Collection entries:
------------

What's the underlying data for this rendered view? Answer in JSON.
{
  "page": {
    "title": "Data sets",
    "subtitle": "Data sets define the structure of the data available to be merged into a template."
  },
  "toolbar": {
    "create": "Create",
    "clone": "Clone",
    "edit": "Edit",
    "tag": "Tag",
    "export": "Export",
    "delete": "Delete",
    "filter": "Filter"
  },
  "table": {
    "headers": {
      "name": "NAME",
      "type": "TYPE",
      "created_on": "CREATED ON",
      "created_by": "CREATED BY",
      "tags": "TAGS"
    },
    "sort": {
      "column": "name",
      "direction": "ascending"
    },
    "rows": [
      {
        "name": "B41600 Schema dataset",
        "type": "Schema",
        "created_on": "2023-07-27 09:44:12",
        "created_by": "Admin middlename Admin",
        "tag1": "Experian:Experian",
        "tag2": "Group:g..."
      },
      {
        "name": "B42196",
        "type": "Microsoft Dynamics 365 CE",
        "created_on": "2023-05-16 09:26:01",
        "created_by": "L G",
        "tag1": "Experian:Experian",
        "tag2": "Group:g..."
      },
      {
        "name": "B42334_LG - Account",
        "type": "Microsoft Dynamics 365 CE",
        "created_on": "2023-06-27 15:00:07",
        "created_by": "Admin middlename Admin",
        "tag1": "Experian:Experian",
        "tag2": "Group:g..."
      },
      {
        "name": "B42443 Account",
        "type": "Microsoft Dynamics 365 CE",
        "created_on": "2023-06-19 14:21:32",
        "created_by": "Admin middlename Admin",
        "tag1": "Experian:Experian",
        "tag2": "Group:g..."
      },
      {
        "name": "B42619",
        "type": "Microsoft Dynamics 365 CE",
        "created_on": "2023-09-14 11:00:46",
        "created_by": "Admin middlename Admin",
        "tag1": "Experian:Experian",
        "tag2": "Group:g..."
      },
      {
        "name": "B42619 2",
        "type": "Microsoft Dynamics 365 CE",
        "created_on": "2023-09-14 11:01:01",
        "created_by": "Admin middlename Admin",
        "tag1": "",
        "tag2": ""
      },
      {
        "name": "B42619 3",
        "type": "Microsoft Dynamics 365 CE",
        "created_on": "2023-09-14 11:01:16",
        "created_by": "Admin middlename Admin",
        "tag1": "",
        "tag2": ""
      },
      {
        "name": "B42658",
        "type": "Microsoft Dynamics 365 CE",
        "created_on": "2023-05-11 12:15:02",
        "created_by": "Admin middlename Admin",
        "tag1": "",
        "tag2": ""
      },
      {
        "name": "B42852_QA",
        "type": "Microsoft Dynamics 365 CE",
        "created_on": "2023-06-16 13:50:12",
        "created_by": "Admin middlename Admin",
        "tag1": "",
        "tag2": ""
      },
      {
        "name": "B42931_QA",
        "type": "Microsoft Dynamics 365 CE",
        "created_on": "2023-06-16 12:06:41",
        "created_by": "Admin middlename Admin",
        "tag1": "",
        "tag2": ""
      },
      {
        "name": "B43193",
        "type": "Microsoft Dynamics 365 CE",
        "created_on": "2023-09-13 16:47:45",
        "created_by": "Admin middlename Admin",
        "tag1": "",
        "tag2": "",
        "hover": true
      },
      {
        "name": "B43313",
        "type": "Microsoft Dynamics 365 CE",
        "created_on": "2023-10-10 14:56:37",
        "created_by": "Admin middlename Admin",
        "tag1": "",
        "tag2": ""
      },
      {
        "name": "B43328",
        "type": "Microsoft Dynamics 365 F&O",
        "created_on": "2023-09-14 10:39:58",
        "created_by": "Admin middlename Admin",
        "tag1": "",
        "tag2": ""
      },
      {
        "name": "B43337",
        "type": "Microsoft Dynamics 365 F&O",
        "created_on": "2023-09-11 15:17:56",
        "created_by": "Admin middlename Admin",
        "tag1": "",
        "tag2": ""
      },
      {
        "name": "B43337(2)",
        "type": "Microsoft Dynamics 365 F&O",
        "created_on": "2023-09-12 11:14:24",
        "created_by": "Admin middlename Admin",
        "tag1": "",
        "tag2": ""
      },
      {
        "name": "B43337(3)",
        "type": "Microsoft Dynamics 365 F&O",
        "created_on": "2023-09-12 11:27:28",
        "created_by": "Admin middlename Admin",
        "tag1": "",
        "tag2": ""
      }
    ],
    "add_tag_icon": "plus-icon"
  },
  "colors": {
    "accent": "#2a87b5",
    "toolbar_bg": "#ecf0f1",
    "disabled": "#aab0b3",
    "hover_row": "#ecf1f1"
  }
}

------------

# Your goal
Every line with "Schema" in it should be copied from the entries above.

# Response area
        "name": "B41600 Schema dataset",
        "type": "Schema",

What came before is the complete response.